File System Web Site Projects
Visual Studio lets you keep the files for your Web site project in a folder on your local hard disk or in a shared location on your local area network. This is called a file-system Web site project. File-system Web site projects are particularly useful in the following situations:
When you do not want to (or cannot) install IIS on your development computer.
When you already have a set of Web files in a folder, and you want to use Visual Studio to open them as a project.
In classroom settings, where students can store files on student-specific folders on a central server.
In a team setting, where team members can access a common Web site on a central server.
When you create a file-system Web site project, you specify a location for the web site files. You can specify a folder on your hard disk or a shared folder on another computer. Visual Studio will create the folder, if necessary, and populate it with the files from the Web site project template that you have selected. For example, if you create a Web site project by using the ASP.NET Web Site template, Visual Studio creates a default pages such as Default.aspx and default folders such as App_Data in the location that you specify.

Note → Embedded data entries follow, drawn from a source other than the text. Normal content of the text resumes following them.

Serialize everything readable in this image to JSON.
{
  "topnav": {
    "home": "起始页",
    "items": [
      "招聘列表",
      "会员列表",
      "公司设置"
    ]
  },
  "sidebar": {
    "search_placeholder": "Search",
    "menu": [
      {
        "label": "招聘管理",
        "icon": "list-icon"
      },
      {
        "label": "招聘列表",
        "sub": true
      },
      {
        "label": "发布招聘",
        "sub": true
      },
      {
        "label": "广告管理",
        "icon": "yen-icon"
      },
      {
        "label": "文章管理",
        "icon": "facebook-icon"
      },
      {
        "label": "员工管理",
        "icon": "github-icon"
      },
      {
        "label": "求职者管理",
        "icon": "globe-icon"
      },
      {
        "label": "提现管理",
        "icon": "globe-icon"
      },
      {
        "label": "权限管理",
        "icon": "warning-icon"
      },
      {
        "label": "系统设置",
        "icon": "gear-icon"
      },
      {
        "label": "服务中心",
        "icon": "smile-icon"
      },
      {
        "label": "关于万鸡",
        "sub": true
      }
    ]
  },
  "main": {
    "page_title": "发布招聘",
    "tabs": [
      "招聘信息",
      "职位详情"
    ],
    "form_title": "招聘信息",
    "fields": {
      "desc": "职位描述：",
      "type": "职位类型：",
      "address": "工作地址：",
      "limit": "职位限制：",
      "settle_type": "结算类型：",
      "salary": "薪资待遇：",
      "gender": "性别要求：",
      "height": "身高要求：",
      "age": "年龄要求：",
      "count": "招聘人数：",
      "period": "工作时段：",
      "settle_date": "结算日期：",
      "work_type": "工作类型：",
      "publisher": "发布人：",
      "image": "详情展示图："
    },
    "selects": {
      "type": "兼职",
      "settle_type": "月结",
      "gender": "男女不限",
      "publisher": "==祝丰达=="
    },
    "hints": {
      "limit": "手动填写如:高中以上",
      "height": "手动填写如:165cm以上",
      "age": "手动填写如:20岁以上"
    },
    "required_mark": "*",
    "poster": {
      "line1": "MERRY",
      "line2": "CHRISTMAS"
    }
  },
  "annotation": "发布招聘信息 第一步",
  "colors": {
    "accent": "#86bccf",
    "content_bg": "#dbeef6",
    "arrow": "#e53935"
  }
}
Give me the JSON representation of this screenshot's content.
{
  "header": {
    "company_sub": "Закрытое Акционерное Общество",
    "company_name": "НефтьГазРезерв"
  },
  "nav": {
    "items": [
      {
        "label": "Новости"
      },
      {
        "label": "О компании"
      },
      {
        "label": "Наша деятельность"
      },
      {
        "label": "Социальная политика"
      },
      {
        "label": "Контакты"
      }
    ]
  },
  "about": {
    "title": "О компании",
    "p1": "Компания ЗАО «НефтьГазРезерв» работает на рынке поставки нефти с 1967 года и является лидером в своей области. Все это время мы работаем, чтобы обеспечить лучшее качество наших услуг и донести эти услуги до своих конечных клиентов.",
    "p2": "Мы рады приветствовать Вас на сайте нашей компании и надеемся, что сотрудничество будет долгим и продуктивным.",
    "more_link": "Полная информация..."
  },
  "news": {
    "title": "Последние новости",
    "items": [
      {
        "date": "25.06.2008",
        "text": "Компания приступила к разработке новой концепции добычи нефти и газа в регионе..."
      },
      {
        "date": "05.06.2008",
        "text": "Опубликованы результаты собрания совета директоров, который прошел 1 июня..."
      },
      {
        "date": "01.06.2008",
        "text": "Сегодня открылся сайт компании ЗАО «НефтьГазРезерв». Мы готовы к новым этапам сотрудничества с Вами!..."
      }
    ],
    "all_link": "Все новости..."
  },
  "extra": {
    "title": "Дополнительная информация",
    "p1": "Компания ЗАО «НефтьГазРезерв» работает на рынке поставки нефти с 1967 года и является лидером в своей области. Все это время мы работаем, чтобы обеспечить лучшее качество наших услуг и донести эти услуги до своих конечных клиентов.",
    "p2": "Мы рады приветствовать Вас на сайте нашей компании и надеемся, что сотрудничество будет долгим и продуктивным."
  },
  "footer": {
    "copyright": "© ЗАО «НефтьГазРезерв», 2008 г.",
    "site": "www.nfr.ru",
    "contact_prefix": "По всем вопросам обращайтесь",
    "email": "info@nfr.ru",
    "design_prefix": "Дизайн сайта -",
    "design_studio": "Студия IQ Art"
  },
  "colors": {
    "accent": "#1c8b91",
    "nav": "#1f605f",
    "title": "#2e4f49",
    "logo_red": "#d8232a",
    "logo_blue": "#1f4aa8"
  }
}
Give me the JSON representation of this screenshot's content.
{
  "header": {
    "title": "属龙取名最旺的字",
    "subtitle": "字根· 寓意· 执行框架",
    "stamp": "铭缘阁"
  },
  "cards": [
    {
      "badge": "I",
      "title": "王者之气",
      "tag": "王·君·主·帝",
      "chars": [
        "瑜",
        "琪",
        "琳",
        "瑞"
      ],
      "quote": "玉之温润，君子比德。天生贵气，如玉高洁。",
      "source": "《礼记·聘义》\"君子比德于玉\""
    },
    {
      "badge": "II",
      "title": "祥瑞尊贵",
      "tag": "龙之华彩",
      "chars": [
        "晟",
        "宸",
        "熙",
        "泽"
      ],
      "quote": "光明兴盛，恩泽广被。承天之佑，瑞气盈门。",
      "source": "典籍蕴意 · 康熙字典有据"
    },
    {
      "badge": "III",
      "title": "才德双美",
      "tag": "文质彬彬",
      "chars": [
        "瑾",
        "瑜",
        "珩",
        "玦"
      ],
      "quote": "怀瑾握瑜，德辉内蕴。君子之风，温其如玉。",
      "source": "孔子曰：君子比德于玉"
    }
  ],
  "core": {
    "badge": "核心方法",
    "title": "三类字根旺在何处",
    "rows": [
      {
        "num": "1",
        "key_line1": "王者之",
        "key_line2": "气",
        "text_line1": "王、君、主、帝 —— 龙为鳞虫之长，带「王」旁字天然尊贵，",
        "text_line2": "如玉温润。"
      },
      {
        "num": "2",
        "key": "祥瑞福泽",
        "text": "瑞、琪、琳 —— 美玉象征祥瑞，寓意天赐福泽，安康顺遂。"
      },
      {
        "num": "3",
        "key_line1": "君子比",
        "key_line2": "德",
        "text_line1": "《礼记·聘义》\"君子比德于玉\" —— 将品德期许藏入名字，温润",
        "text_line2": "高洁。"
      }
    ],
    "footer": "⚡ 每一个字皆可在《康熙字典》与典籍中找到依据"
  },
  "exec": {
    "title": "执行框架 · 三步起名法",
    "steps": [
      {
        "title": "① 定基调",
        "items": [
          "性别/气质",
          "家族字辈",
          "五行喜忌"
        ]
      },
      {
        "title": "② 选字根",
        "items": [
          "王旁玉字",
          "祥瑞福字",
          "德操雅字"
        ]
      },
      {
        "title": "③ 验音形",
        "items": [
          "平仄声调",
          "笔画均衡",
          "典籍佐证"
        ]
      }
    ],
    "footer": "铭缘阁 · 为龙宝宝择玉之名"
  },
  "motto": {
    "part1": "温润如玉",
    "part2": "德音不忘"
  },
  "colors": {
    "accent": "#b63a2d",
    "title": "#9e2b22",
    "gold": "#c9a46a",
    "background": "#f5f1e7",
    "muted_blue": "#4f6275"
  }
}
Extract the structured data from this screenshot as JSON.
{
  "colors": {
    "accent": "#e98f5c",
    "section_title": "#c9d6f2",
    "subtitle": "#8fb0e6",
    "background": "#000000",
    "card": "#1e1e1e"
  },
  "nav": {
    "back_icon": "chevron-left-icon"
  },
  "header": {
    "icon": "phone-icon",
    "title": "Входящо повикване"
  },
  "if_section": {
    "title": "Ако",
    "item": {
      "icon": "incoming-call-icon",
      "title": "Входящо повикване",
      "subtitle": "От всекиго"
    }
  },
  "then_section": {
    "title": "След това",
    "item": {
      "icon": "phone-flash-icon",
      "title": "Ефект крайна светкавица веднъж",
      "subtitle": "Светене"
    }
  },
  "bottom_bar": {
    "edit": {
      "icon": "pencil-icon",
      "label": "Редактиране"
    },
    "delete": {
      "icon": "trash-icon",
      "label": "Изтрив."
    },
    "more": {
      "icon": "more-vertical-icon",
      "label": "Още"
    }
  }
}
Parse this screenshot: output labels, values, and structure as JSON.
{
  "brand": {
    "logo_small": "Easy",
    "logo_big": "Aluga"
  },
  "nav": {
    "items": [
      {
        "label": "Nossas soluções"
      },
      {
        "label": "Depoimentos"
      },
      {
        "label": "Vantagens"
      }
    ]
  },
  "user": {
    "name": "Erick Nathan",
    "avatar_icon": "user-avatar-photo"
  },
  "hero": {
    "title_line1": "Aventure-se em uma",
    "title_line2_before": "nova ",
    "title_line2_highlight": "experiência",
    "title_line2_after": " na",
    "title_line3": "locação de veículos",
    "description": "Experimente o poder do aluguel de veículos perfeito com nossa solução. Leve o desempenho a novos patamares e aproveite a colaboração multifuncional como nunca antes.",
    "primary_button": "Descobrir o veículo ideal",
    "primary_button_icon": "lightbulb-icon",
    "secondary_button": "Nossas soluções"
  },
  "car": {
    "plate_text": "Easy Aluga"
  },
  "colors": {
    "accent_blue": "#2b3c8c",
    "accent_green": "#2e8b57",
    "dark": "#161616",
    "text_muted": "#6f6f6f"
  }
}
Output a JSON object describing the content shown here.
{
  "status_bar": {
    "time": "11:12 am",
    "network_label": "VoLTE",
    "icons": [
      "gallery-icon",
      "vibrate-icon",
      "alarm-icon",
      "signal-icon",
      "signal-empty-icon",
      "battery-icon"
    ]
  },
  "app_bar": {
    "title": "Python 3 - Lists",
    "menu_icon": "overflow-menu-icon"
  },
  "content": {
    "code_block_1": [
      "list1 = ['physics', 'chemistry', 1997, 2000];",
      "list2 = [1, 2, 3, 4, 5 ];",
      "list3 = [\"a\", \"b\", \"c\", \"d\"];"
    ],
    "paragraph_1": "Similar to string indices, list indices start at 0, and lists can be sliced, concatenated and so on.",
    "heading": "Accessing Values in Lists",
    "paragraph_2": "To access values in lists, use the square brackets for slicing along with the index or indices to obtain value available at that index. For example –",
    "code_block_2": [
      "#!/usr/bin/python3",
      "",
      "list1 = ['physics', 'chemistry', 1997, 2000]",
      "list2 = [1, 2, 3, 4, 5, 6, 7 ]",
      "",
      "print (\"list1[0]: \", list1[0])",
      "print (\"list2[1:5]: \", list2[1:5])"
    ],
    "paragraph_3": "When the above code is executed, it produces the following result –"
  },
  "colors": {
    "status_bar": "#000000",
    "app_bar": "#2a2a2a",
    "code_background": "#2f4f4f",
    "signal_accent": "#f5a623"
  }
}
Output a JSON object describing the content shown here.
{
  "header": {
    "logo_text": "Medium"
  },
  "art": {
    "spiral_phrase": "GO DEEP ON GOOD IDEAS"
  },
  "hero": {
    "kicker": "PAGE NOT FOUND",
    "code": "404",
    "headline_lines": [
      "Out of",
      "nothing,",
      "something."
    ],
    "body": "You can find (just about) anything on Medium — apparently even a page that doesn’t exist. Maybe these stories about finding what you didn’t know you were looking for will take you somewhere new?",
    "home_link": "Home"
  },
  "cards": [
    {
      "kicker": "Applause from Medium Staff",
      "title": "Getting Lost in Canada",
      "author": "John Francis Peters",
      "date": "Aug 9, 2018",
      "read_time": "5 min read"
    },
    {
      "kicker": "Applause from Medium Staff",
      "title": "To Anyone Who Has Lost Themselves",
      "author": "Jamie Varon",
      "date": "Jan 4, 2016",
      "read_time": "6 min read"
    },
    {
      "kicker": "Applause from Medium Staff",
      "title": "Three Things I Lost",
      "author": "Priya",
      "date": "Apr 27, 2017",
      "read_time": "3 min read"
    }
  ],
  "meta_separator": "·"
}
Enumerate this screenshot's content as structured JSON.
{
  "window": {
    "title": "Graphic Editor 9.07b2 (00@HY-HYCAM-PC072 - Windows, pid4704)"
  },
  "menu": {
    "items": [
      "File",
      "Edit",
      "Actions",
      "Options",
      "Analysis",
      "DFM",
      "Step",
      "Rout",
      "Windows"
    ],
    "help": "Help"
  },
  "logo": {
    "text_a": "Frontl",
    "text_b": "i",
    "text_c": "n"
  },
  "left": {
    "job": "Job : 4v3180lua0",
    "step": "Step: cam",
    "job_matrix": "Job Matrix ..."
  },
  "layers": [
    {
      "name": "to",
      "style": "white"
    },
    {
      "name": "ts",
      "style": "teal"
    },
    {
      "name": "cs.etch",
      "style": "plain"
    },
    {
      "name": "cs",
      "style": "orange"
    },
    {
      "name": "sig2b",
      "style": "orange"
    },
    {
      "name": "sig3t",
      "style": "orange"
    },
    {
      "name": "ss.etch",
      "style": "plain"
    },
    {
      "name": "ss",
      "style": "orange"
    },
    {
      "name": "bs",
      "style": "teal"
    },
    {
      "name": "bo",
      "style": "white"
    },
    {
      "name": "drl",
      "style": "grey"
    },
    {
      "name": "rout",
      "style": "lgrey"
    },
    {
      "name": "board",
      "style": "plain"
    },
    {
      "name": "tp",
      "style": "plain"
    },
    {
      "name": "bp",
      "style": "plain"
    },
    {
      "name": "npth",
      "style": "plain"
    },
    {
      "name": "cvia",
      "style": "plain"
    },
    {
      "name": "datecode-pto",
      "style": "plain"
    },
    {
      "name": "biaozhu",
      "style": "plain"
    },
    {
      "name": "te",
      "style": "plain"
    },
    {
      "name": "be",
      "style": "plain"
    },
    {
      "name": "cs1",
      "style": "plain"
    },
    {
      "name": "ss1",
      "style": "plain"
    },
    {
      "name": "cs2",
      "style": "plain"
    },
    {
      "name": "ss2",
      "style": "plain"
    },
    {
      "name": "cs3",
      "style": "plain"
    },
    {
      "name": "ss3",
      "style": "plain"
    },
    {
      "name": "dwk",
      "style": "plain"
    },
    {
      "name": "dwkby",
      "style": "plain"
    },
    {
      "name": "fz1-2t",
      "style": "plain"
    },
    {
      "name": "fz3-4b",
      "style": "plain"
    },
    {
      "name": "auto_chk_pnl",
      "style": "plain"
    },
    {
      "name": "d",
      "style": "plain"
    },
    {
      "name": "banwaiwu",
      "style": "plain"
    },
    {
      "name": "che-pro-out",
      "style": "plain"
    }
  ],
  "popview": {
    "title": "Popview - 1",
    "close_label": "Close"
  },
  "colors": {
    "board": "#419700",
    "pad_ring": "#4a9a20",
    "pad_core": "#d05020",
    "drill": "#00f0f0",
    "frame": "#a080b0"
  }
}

You must have the appropriate permissions to create folders and files in the location that you specify.
If you have a set of ASP.NET Web site project files in a folder already, you can open a Web site project by specifying the folder as the location.
A Web site project does not have a Visual Studio project file. Instead, Visual Studio considers all of the files and folders that are located in a given folder as part of the same project. For more information, see Web Application Projects versus Web Site Projects in Visual Studio.
The folder structure of a file-system Web site project is the same as for any other ASP.NET Web site project. Web pages can appear in the root folder or in any subfolder of the site. As with other types of Web site projects, ASP.NET and Visual Studio treat certain subfolders as special. For example, compiled assemblies in the Bin subfolder are referenced automatically in the application, source code in the App_Code folder is compiled and referenced automatically, and so on. For more information, see ASP.NET Web Project Folder Structure and Shared Code Folders in ASP.NET Web Site Projects.
To test a Web site, you must request the application's files by using a Web server. By default, when you run (test) a file-system Web site project in Visual Studio, Visual Studio uses the Visual Studio Development Server as the Web server. This is a server that runs locally on your computer and can serve ASP.NET Web pages, which makes it suitable for testing your application. For more information, see Web Servers in Visual Studio for ASP.NET Web Projects.
If you prefer, you can configure your file-system Web site to run files using a different server. You might do this if you have an IIS virtual directory that points to your application's folder and you want to run the pages using IIS. In some cases, running pages using IIS provides a more accurate assessment of how the application will run on a production server.
You can specify the Web server that you want to use for testing by setting the application's start options and then specifying the URL of the server that you want to use instead of the Visual Studio Development Server. For details, see How to: Specify the Web Server for Web Projects in Visual Studio.
If you test your file-system Web site project using the Visual Studio Development Server, static files such as images and style sheets are subject to ASP.NET authorization. For example, if you are testing your site as an anonymous user (without logging in to the application), and if the application is configured to restrict access to files in a folder, the Visual Studio Development Server will not serve any static files in that folder. However, when you deploy the Web site, IIS will serve static files without using ASP.NET authorization rules. If you want to restrict access to static files, configure access rules for those files in IIS.
File-system Web sites are generally used only for development, so that individual developers can create and test ASP.NET Web pages on their own computers. In most cases, you should deploy the files from a file-system Web site to a production server running IIS.
You can deploy the files from a file-system Web site using the Copy Web or Publish Web tools in Visual Studio. For more information, see Web Deployment Content Map for Visual Studio and ASP.NET.
If you are developing your file-system Web site project on the computer that also hosts the production Web server, you have the option of creating an IIS virtual directory that points to your application's location, thereby exposing the files as a live Web site. For details, see How to: Create IIS Virtual Directories in Visual Studio.